* Exercise instructions *
Could you return the whole listing exactly?

=== Begin Enclosure ===

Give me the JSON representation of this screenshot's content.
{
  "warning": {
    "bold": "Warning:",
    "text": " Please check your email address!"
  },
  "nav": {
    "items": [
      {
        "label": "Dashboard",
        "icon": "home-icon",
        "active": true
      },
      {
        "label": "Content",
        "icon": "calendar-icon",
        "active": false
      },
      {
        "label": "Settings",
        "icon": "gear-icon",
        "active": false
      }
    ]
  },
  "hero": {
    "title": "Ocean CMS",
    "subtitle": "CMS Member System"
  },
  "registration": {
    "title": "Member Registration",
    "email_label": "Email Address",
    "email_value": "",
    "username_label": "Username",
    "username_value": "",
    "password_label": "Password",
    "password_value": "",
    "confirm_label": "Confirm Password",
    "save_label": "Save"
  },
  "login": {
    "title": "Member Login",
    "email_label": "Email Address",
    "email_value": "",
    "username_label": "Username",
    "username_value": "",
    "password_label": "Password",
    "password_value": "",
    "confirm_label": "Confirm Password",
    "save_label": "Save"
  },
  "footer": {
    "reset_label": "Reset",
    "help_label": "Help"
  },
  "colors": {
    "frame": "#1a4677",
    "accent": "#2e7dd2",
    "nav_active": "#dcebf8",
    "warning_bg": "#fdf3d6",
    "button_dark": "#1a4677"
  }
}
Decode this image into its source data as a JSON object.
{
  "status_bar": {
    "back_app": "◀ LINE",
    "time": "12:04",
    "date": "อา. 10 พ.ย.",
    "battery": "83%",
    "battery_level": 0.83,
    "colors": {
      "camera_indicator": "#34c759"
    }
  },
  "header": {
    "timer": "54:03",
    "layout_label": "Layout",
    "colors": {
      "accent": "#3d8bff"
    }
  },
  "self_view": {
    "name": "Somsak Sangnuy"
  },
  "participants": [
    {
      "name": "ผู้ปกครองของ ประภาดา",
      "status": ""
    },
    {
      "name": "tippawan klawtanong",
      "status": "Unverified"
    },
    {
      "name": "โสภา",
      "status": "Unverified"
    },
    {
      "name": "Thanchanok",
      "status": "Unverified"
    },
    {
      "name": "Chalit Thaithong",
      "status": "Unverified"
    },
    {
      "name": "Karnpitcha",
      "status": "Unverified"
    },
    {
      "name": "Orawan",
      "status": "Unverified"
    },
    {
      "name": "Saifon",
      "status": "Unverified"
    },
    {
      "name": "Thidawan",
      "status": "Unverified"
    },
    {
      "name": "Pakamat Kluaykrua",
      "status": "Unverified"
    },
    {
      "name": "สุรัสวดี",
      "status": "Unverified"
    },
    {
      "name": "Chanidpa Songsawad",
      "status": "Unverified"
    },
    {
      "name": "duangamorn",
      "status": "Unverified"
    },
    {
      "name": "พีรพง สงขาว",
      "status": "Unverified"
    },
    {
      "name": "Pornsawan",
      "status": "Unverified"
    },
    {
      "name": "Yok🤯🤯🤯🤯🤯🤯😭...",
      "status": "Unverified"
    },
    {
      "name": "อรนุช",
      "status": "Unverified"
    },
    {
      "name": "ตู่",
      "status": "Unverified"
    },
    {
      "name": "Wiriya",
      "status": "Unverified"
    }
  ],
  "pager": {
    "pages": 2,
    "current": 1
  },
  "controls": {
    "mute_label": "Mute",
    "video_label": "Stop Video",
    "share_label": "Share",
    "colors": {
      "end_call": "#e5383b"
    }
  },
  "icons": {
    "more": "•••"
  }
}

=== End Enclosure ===

* Answer section *
Give me the JSON representation of this screenshot's content.
{
  "warning": {
    "bold": "Warning:",
    "text": " Please check your email address!"
  },
  "nav": {
    "items": [
      {
        "label": "Dashboard",
        "icon": "home-icon",
        "active": true
      },
      {
        "label": "Content",
        "icon": "calendar-icon",
        "active": false
      },
      {
        "label": "Settings",
        "icon": "gear-icon",
        "active": false
      }
    ]
  },
  "hero": {
    "title": "Ocean CMS",
    "subtitle": "CMS Member System"
  },
  "registration": {
    "title": "Member Registration",
    "email_label": "Email Address",
    "email_value": "",
    "username_label": "Username",
    "username_value": "",
    "password_label": "Password",
    "password_value": "",
    "confirm_label": "Confirm Password",
    "save_label": "Save"
  },
  "login": {
    "title": "Member Login",
    "email_label": "Email Address",
    "email_value": "",
    "username_label": "Username",
    "username_value": "",
    "password_label": "Password",
    "password_value": "",
    "confirm_label": "Confirm Password",
    "save_label": "Save"
  },
  "footer": {
    "reset_label": "Reset",
    "help_label": "Help"
  },
  "colors": {
    "frame": "#1a4677",
    "accent": "#2e7dd2",
    "nav_active": "#dcebf8",
    "warning_bg": "#fdf3d6",
    "button_dark": "#1a4677"
  }
}
Decode this image into its source data as a JSON object.
{
  "status_bar": {
    "back_app": "◀ LINE",
    "time": "12:04",
    "date": "อา. 10 พ.ย.",
    "battery": "83%",
    "battery_level": 0.83,
    "colors": {
      "camera_indicator": "#34c759"
    }
  },
  "header": {
    "timer": "54:03",
    "layout_label": "Layout",
    "colors": {
      "accent": "#3d8bff"
    }
  },
  "self_view": {
    "name": "Somsak Sangnuy"
  },
  "participants": [
    {
      "name": "ผู้ปกครองของ ประภาดา",
      "status": ""
    },
    {
      "name": "tippawan klawtanong",
      "status": "Unverified"
    },
    {
      "name": "โสภา",
      "status": "Unverified"
    },
    {
      "name": "Thanchanok",
      "status": "Unverified"
    },
    {
      "name": "Chalit Thaithong",
      "status": "Unverified"
    },
    {
      "name": "Karnpitcha",
      "status": "Unverified"
    },
    {
      "name": "Orawan",
      "status": "Unverified"
    },
    {
      "name": "Saifon",
      "status": "Unverified"
    },
    {
      "name": "Thidawan",
      "status": "Unverified"
    },
    {
      "name": "Pakamat Kluaykrua",
      "status": "Unverified"
    },
    {
      "name": "สุรัสวดี",
      "status": "Unverified"
    },
    {
      "name": "Chanidpa Songsawad",
      "status": "Unverified"
    },
    {
      "name": "duangamorn",
      "status": "Unverified"
    },
    {
      "name": "พีรพง สงขาว",
      "status": "Unverified"
    },
    {
      "name": "Pornsawan",
      "status": "Unverified"
    },
    {
      "name": "Yok🤯🤯🤯🤯🤯🤯😭...",
      "status": "Unverified"
    },
    {
      "name": "อรนุช",
      "status": "Unverified"
    },
    {
      "name": "ตู่",
      "status": "Unverified"
    },
    {
      "name": "Wiriya",
      "status": "Unverified"
    }
  ],
  "pager": {
    "pages": 2,
    "current": 1
  },
  "controls": {
    "mute_label": "Mute",
    "video_label": "Stop Video",
    "share_label": "Share",
    "colors": {
      "end_call": "#e5383b"
    }
  },
  "icons": {
    "more": "•••"
  }
}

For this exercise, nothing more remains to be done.